The titles of the poems indicate their level:
"A Belated South Wind;" "A Lover's Plea;" "A Song of Sighs;" "A Woman's Heart;" "A Wraith;" "Among the
from my members if they allowed me to continue. (My members were merchants in the town). This is a sample of how they operate here in West Virginia. If Protestants do not stand by the Protestant preacher, they can not expect to do much.
I say, on with your fight. The people are with you, and good is being accomplished. The Catholics now fear your expose of their heinous methods. Very respectfully,
ORMAN T. HEADLEY. Waterman, West Va.
Graves;" "Autumn;" "Departed Yesterday;" "For Your Sweet Sake;" "In Your Dear Eyes;" "When Love Caressed Me;" "Where I Would Rest:" "The Violet;" "Some Day;" &c.
One poem in the volume strikes a different note, and deals with the concrete. If the author will develop that vein, abandoning melancholy musing on abstract sentimentalities, he may produce some work much more valuable than he has yet published.

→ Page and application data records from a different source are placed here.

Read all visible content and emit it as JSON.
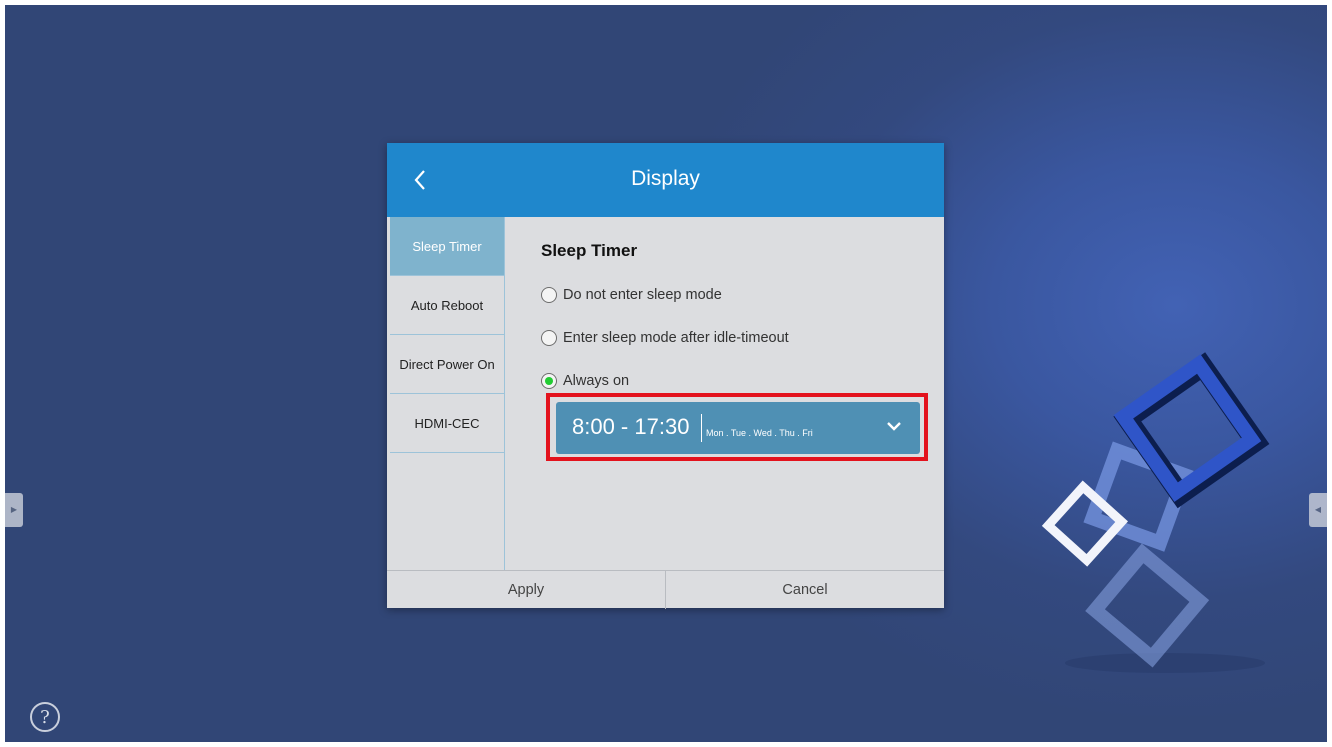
{
  "dialog": {
    "title": "Display",
    "back_icon": "chevron-left-icon"
  },
  "sidebar": {
    "items": [
      {
        "label": "Sleep Timer",
        "active": true
      },
      {
        "label": "Auto Reboot",
        "active": false
      },
      {
        "label": "Direct Power On",
        "active": false
      },
      {
        "label": "HDMI-CEC",
        "active": false
      }
    ]
  },
  "content": {
    "section_title": "Sleep Timer",
    "options": [
      {
        "label": "Do not enter sleep mode",
        "selected": false
      },
      {
        "label": "Enter sleep mode after idle-timeout",
        "selected": false
      },
      {
        "label": "Always on",
        "selected": true
      }
    ],
    "schedule": {
      "time_range": "8:00 - 17:30",
      "days": "Mon . Tue . Wed . Thu . Fri",
      "dropdown_icon": "chevron-down-icon"
    }
  },
  "footer": {
    "apply_label": "Apply",
    "cancel_label": "Cancel"
  },
  "screen": {
    "help_label": "?",
    "help_icon": "question-circle-icon",
    "colors": {
      "header": "#1f87cc",
      "active_tab": "#7fb3cd",
      "schedule_bg": "#4f90b4",
      "highlight": "#e3121d",
      "radio_checked": "#22cc33"
    }
  }
}
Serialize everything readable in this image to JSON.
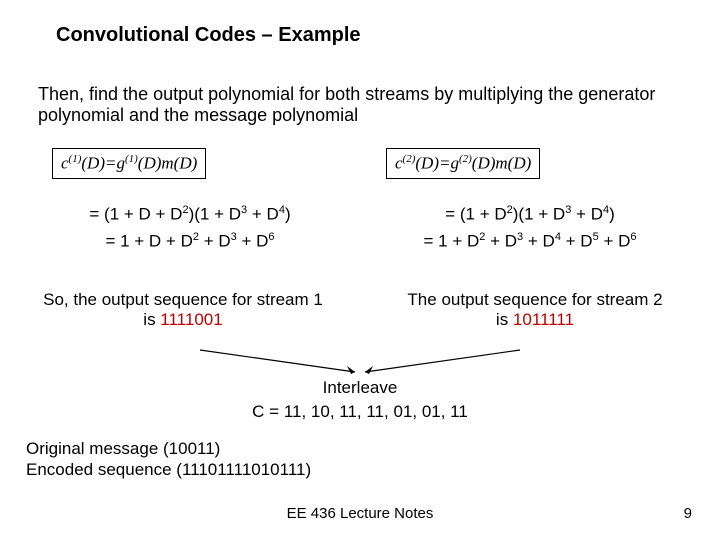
{
  "title": "Convolutional Codes – Example",
  "intro": "Then, find the output polynomial for both streams by multiplying the generator polynomial and the message polynomial",
  "left": {
    "step1_prefix": "= (1 + D + D",
    "step1_mid": ")(1 + D",
    "step1_mid2": " + D",
    "step1_end": ")",
    "step2_prefix": "= 1 + D + D",
    "step2_plus": " + D",
    "out_label_a": "So, the output sequence for stream 1",
    "out_label_b": "is ",
    "out_seq": "1111001"
  },
  "right": {
    "step1_prefix": "= (1 + D",
    "step1_mid": ")(1 + D",
    "step1_mid2": " + D",
    "step1_end": ")",
    "step2_prefix": "= 1 + D",
    "step2_plus": " + D",
    "out_label_a": "The output sequence for stream 2",
    "out_label_b": "is ",
    "out_seq": "1011111"
  },
  "exps": {
    "l1a": "2",
    "l1b": "3",
    "l1c": "4",
    "l2a": "2",
    "l2b": "3",
    "l2c": "6",
    "r1a": "2",
    "r1b": "3",
    "r1c": "4",
    "r2a": "2",
    "r2b": "3",
    "r2c": "4",
    "r2d": "5",
    "r2e": "6"
  },
  "interleave_label": "Interleave",
  "c_line": "C = 11, 10, 11, 11, 01, 01, 11",
  "orig1": "Original message (10011)",
  "orig2": "Encoded sequence (11101111010111)",
  "footer": "EE 436 Lecture Notes",
  "page": "9",
  "formula_left_sup1": "(1)",
  "formula_left_sup2": "(1)",
  "formula_right_sup1": "(2)",
  "formula_right_sup2": "(2)"
}
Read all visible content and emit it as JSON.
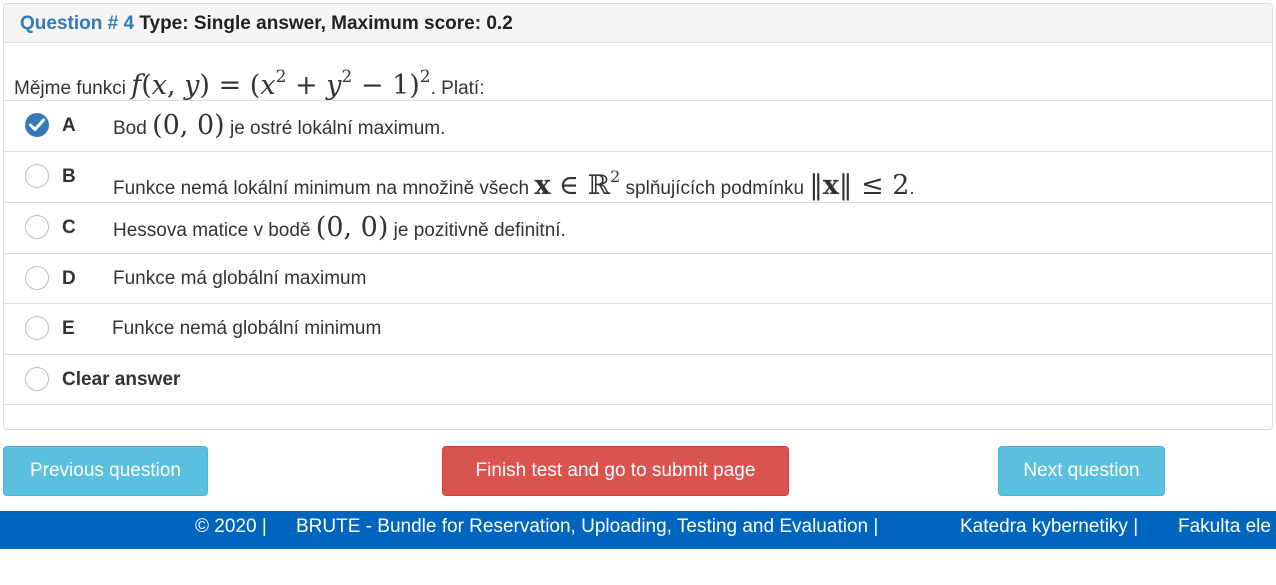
{
  "question": {
    "number_label": "Question # 4",
    "type_label": "Type: Single answer, Maximum score: 0.2",
    "prompt_prefix": "Mějme funkci",
    "prompt_formula": "f(x, y) = (x² + y² − 1)²",
    "prompt_suffix": ". Platí:"
  },
  "options": [
    {
      "letter": "A",
      "checked": true,
      "text_before": "Bod",
      "math": "(0, 0)",
      "text_after": "je ostré lokální maximum."
    },
    {
      "letter": "B",
      "checked": false,
      "text_before": "Funkce nemá lokální minimum na množině všech",
      "math1": "x ∈ ℝ²",
      "text_middle": "splňujících podmínku",
      "math2": "‖x‖ ≤ 2",
      "text_after": "."
    },
    {
      "letter": "C",
      "checked": false,
      "text_before": "Hessova matice v bodě",
      "math": "(0, 0)",
      "text_after": "je pozitivně definitní."
    },
    {
      "letter": "D",
      "checked": false,
      "text": "Funkce má globální maximum"
    },
    {
      "letter": "E",
      "checked": false,
      "text": "Funkce nemá globální minimum"
    }
  ],
  "clear_answer_label": "Clear answer",
  "buttons": {
    "previous": "Previous question",
    "finish": "Finish test and go to submit page",
    "next": "Next question"
  },
  "footer": {
    "copyright": "© 2020 |",
    "brute": "BRUTE - Bundle for Reservation, Uploading, Testing and Evaluation |",
    "department": "Katedra kybernetiky |",
    "faculty": "Fakulta ele"
  },
  "colors": {
    "primary": "#337ab7",
    "info": "#5bc0de",
    "danger": "#d9534f",
    "footer": "#0065bd"
  },
  "icons": {
    "selected_radio": "check-circle-icon",
    "unselected_radio": "radio-empty-icon"
  }
}
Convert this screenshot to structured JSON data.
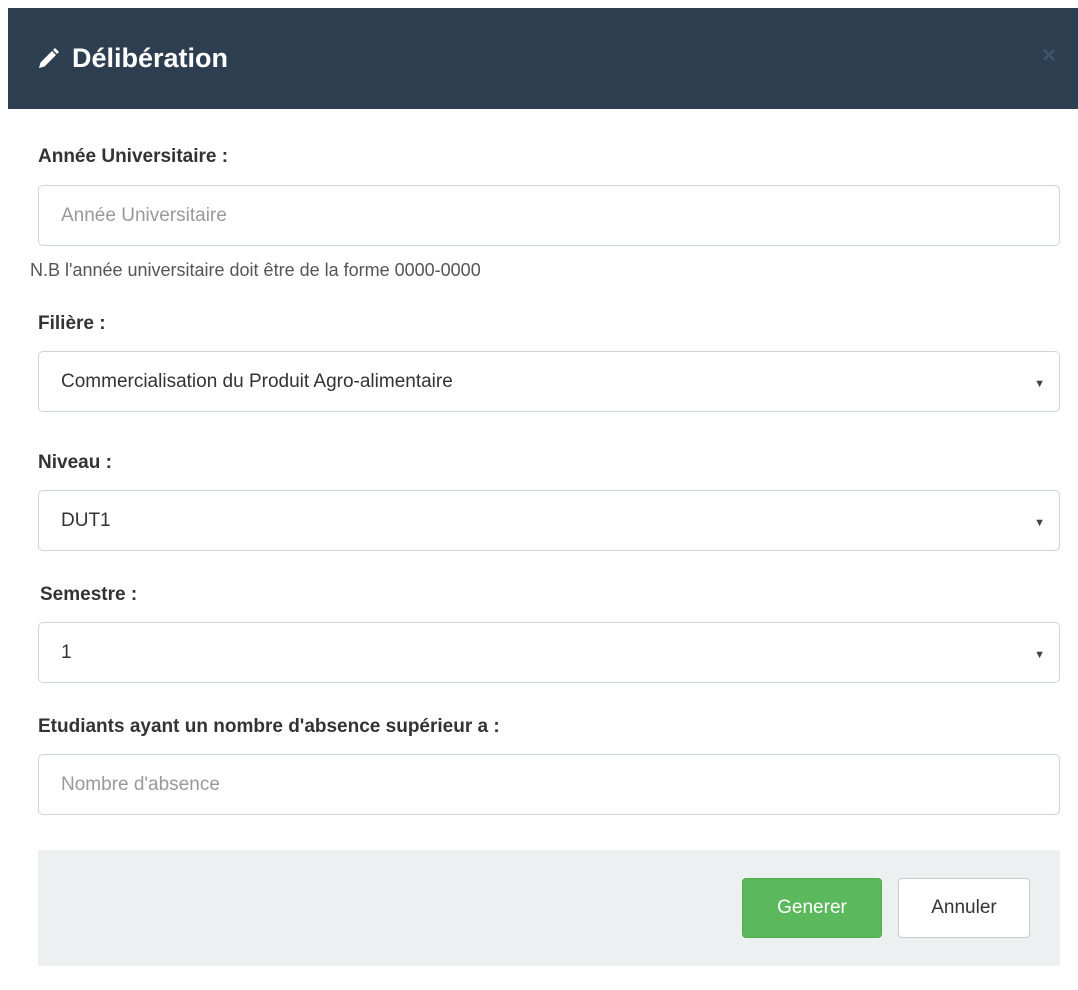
{
  "modal": {
    "title": "Délibération",
    "close_symbol": "×"
  },
  "form": {
    "annee": {
      "label": "Année Universitaire :",
      "placeholder": "Année Universitaire",
      "help": "N.B l'année universitaire doit être de la forme 0000-0000"
    },
    "filiere": {
      "label": "Filière :",
      "selected": "Commercialisation du Produit Agro-alimentaire"
    },
    "niveau": {
      "label": "Niveau :",
      "selected": "DUT1"
    },
    "semestre": {
      "label": "Semestre :",
      "selected": "1"
    },
    "absence": {
      "label": "Etudiants ayant un nombre d'absence supérieur a :",
      "placeholder": "Nombre d'absence"
    }
  },
  "footer": {
    "generate_label": "Generer",
    "cancel_label": "Annuler"
  },
  "colors": {
    "header_bg": "#2c3e50",
    "success": "#5cb85c",
    "footer_bg": "#ecf0f1"
  },
  "icons": {
    "title_icon": "pencil-icon",
    "close_icon": "close-icon",
    "select_caret": "caret-down-icon"
  }
}
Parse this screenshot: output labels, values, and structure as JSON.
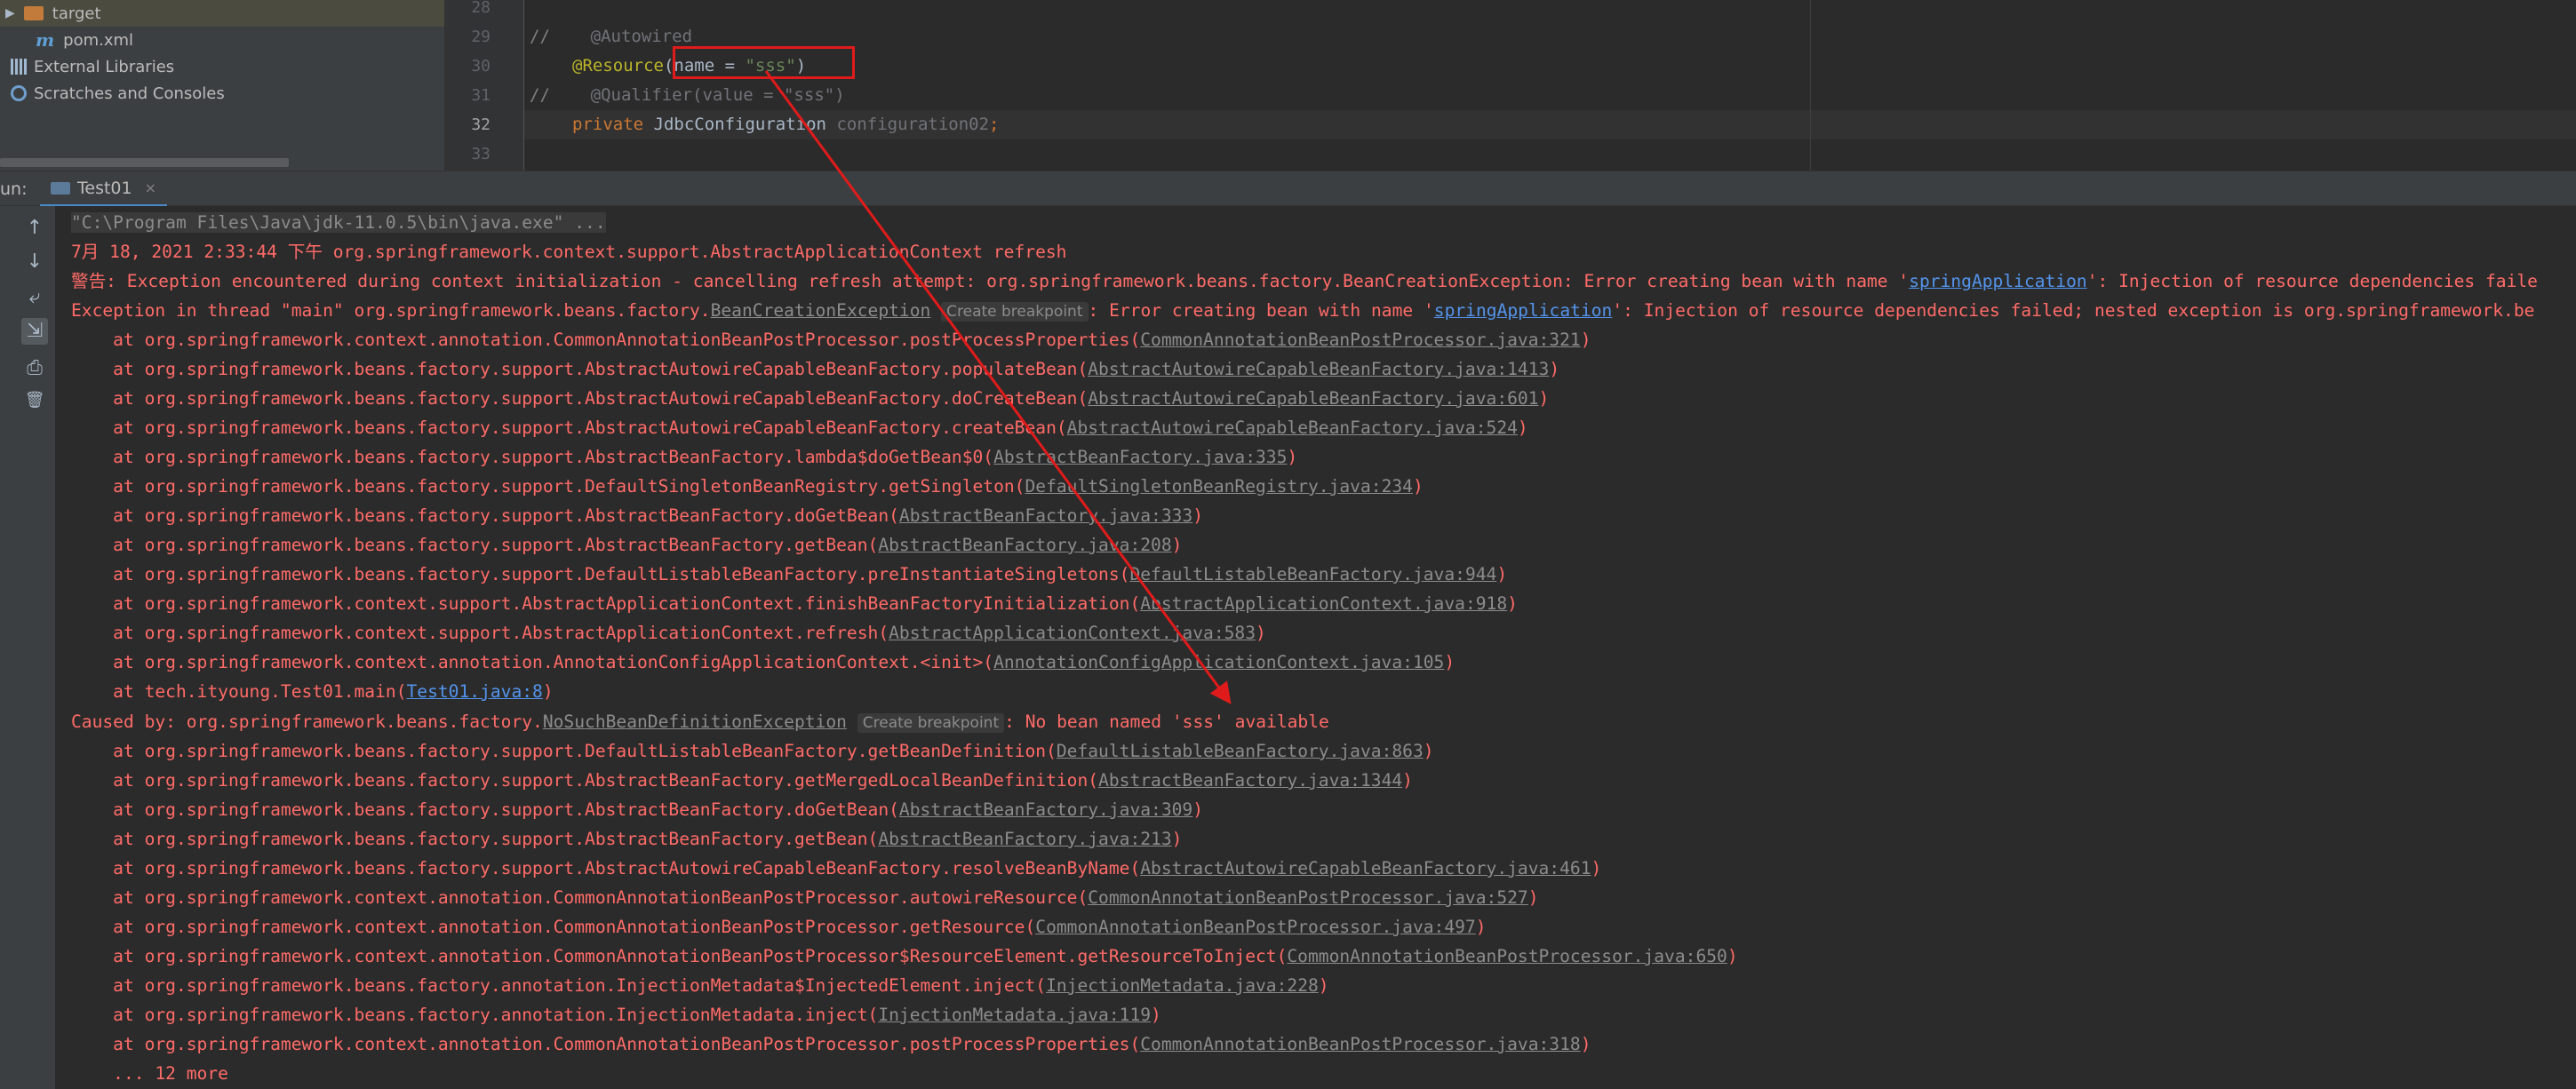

The poem referred to entitled
"The Wise Old Owl."
"When the little folks go on the journey of dream,
As the good little folks all do-
Then the old barred owl with his eyes agleam,
And wickedly gleaming too,
Comes out of the hole where all day long
If any little boy did anything wrong That wise old owl knows whoWho, who!
That little boy's sleep
Will not be deep
For the wise old owl knows whoWho, who!
Now good little girls and good little boys As good little folks all do
To who, to who?